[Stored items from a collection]
────────────────

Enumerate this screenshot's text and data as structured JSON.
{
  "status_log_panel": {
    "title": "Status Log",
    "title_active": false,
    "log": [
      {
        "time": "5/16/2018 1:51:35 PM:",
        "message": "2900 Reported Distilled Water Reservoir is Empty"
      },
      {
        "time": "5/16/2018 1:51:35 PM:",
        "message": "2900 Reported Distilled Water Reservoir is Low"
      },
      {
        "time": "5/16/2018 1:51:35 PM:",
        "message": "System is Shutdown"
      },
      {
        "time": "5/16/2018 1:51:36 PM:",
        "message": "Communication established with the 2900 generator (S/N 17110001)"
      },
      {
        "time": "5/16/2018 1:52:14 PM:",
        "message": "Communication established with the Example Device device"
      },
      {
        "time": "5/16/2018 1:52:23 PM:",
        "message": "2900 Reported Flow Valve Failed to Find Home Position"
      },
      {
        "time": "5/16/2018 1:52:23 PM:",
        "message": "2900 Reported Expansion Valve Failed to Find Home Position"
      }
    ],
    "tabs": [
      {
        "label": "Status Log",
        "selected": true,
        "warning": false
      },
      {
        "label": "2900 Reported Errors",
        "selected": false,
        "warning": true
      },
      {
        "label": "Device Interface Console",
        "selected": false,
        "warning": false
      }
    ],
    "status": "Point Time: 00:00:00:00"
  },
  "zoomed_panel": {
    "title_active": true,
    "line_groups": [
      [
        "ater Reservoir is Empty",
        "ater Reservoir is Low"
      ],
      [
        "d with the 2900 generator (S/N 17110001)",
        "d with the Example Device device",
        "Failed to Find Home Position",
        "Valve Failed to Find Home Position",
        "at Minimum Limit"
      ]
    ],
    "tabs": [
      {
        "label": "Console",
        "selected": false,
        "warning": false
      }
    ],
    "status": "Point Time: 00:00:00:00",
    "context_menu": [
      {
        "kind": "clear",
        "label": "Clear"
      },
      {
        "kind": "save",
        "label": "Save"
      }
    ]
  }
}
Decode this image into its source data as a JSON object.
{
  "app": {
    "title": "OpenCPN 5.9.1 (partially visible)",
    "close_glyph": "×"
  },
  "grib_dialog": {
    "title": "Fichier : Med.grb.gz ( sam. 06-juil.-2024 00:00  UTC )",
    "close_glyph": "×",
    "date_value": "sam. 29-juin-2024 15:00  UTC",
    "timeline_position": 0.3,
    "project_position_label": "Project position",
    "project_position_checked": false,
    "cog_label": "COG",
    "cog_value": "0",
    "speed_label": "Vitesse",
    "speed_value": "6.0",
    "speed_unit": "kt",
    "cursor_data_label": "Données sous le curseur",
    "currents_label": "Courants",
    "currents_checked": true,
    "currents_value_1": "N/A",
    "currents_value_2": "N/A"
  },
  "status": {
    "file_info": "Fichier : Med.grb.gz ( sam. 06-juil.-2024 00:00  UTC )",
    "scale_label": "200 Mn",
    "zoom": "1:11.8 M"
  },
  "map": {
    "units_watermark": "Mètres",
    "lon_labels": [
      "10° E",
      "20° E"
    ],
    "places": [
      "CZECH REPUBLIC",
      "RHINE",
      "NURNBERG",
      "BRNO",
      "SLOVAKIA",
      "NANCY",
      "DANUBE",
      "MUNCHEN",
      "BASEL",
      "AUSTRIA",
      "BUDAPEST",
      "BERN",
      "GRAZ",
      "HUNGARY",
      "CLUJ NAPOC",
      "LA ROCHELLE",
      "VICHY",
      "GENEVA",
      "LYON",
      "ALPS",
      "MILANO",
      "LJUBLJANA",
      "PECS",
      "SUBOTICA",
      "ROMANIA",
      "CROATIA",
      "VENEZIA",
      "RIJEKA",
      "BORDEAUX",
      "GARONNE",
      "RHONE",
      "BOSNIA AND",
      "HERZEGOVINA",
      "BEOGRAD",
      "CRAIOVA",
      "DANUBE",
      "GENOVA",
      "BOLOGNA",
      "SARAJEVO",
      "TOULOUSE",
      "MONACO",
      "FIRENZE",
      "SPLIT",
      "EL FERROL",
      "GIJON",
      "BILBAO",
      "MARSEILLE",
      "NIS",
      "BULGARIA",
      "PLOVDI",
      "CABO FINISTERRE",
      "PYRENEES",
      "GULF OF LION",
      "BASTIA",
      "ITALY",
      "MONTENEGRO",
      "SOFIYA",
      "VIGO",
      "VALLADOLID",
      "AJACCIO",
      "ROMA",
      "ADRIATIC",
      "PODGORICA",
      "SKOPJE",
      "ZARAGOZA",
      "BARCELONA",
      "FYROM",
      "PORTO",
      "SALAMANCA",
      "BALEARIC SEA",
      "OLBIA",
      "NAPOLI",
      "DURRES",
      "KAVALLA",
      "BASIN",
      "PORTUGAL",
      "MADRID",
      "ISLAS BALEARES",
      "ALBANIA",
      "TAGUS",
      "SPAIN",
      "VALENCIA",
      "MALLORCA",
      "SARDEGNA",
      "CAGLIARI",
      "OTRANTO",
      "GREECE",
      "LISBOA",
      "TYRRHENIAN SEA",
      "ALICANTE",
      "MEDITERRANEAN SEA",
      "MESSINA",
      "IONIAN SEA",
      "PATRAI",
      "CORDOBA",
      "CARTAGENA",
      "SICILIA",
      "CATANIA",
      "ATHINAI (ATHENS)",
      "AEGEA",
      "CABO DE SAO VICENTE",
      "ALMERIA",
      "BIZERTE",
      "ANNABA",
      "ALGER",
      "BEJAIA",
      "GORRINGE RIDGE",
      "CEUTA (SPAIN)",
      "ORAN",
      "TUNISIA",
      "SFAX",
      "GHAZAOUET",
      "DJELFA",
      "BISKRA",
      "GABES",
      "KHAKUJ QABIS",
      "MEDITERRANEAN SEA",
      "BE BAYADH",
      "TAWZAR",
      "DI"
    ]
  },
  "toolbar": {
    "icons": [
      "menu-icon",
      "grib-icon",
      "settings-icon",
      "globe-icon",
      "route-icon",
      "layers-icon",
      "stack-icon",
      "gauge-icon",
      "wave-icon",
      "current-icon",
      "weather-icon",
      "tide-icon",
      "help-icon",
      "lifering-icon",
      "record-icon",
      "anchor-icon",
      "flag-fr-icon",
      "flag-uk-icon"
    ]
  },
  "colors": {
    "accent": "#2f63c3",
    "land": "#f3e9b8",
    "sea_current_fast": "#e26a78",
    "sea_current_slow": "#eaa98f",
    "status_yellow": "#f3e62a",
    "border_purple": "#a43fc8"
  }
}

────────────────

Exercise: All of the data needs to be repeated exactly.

Response to the exercise:
Enumerate this screenshot's text and data as structured JSON.
{
  "status_log_panel": {
    "title": "Status Log",
    "title_active": false,
    "log": [
      {
        "time": "5/16/2018 1:51:35 PM:",
        "message": "2900 Reported Distilled Water Reservoir is Empty"
      },
      {
        "time": "5/16/2018 1:51:35 PM:",
        "message": "2900 Reported Distilled Water Reservoir is Low"
      },
      {
        "time": "5/16/2018 1:51:35 PM:",
        "message": "System is Shutdown"
      },
      {
        "time": "5/16/2018 1:51:36 PM:",
        "message": "Communication established with the 2900 generator (S/N 17110001)"
      },
      {
        "time": "5/16/2018 1:52:14 PM:",
        "message": "Communication established with the Example Device device"
      },
      {
        "time": "5/16/2018 1:52:23 PM:",
        "message": "2900 Reported Flow Valve Failed to Find Home Position"
      },
      {
        "time": "5/16/2018 1:52:23 PM:",
        "message": "2900 Reported Expansion Valve Failed to Find Home Position"
      }
    ],
    "tabs": [
      {
        "label": "Status Log",
        "selected": true,
        "warning": false
      },
      {
        "label": "2900 Reported Errors",
        "selected": false,
        "warning": true
      },
      {
        "label": "Device Interface Console",
        "selected": false,
        "warning": false
      }
    ],
    "status": "Point Time: 00:00:00:00"
  },
  "zoomed_panel": {
    "title_active": true,
    "line_groups": [
      [
        "ater Reservoir is Empty",
        "ater Reservoir is Low"
      ],
      [
        "d with the 2900 generator (S/N 17110001)",
        "d with the Example Device device",
        "Failed to Find Home Position",
        "Valve Failed to Find Home Position",
        "at Minimum Limit"
      ]
    ],
    "tabs": [
      {
        "label": "Console",
        "selected": false,
        "warning": false
      }
    ],
    "status": "Point Time: 00:00:00:00",
    "context_menu": [
      {
        "kind": "clear",
        "label": "Clear"
      },
      {
        "kind": "save",
        "label": "Save"
      }
    ]
  }
}
Decode this image into its source data as a JSON object.
{
  "app": {
    "title": "OpenCPN 5.9.1 (partially visible)",
    "close_glyph": "×"
  },
  "grib_dialog": {
    "title": "Fichier : Med.grb.gz ( sam. 06-juil.-2024 00:00  UTC )",
    "close_glyph": "×",
    "date_value": "sam. 29-juin-2024 15:00  UTC",
    "timeline_position": 0.3,
    "project_position_label": "Project position",
    "project_position_checked": false,
    "cog_label": "COG",
    "cog_value": "0",
    "speed_label": "Vitesse",
    "speed_value": "6.0",
    "speed_unit": "kt",
    "cursor_data_label": "Données sous le curseur",
    "currents_label": "Courants",
    "currents_checked": true,
    "currents_value_1": "N/A",
    "currents_value_2": "N/A"
  },
  "status": {
    "file_info": "Fichier : Med.grb.gz ( sam. 06-juil.-2024 00:00  UTC )",
    "scale_label": "200 Mn",
    "zoom": "1:11.8 M"
  },
  "map": {
    "units_watermark": "Mètres",
    "lon_labels": [
      "10° E",
      "20° E"
    ],
    "places": [
      "CZECH REPUBLIC",
      "RHINE",
      "NURNBERG",
      "BRNO",
      "SLOVAKIA",
      "NANCY",
      "DANUBE",
      "MUNCHEN",
      "BASEL",
      "AUSTRIA",
      "BUDAPEST",
      "BERN",
      "GRAZ",
      "HUNGARY",
      "CLUJ NAPOC",
      "LA ROCHELLE",
      "VICHY",
      "GENEVA",
      "LYON",
      "ALPS",
      "MILANO",
      "LJUBLJANA",
      "PECS",
      "SUBOTICA",
      "ROMANIA",
      "CROATIA",
      "VENEZIA",
      "RIJEKA",
      "BORDEAUX",
      "GARONNE",
      "RHONE",
      "BOSNIA AND",
      "HERZEGOVINA",
      "BEOGRAD",
      "CRAIOVA",
      "DANUBE",
      "GENOVA",
      "BOLOGNA",
      "SARAJEVO",
      "TOULOUSE",
      "MONACO",
      "FIRENZE",
      "SPLIT",
      "EL FERROL",
      "GIJON",
      "BILBAO",
      "MARSEILLE",
      "NIS",
      "BULGARIA",
      "PLOVDI",
      "CABO FINISTERRE",
      "PYRENEES",
      "GULF OF LION",
      "BASTIA",
      "ITALY",
      "MONTENEGRO",
      "SOFIYA",
      "VIGO",
      "VALLADOLID",
      "AJACCIO",
      "ROMA",
      "ADRIATIC",
      "PODGORICA",
      "SKOPJE",
      "ZARAGOZA",
      "BARCELONA",
      "FYROM",
      "PORTO",
      "SALAMANCA",
      "BALEARIC SEA",
      "OLBIA",
      "NAPOLI",
      "DURRES",
      "KAVALLA",
      "BASIN",
      "PORTUGAL",
      "MADRID",
      "ISLAS BALEARES",
      "ALBANIA",
      "TAGUS",
      "SPAIN",
      "VALENCIA",
      "MALLORCA",
      "SARDEGNA",
      "CAGLIARI",
      "OTRANTO",
      "GREECE",
      "LISBOA",
      "TYRRHENIAN SEA",
      "ALICANTE",
      "MEDITERRANEAN SEA",
      "MESSINA",
      "IONIAN SEA",
      "PATRAI",
      "CORDOBA",
      "CARTAGENA",
      "SICILIA",
      "CATANIA",
      "ATHINAI (ATHENS)",
      "AEGEA",
      "CABO DE SAO VICENTE",
      "ALMERIA",
      "BIZERTE",
      "ANNABA",
      "ALGER",
      "BEJAIA",
      "GORRINGE RIDGE",
      "CEUTA (SPAIN)",
      "ORAN",
      "TUNISIA",
      "SFAX",
      "GHAZAOUET",
      "DJELFA",
      "BISKRA",
      "GABES",
      "KHAKUJ QABIS",
      "MEDITERRANEAN SEA",
      "BE BAYADH",
      "TAWZAR",
      "DI"
    ]
  },
  "toolbar": {
    "icons": [
      "menu-icon",
      "grib-icon",
      "settings-icon",
      "globe-icon",
      "route-icon",
      "layers-icon",
      "stack-icon",
      "gauge-icon",
      "wave-icon",
      "current-icon",
      "weather-icon",
      "tide-icon",
      "help-icon",
      "lifering-icon",
      "record-icon",
      "anchor-icon",
      "flag-fr-icon",
      "flag-uk-icon"
    ]
  },
  "colors": {
    "accent": "#2f63c3",
    "land": "#f3e9b8",
    "sea_current_fast": "#e26a78",
    "sea_current_slow": "#eaa98f",
    "status_yellow": "#f3e62a",
    "border_purple": "#a43fc8"
  }
}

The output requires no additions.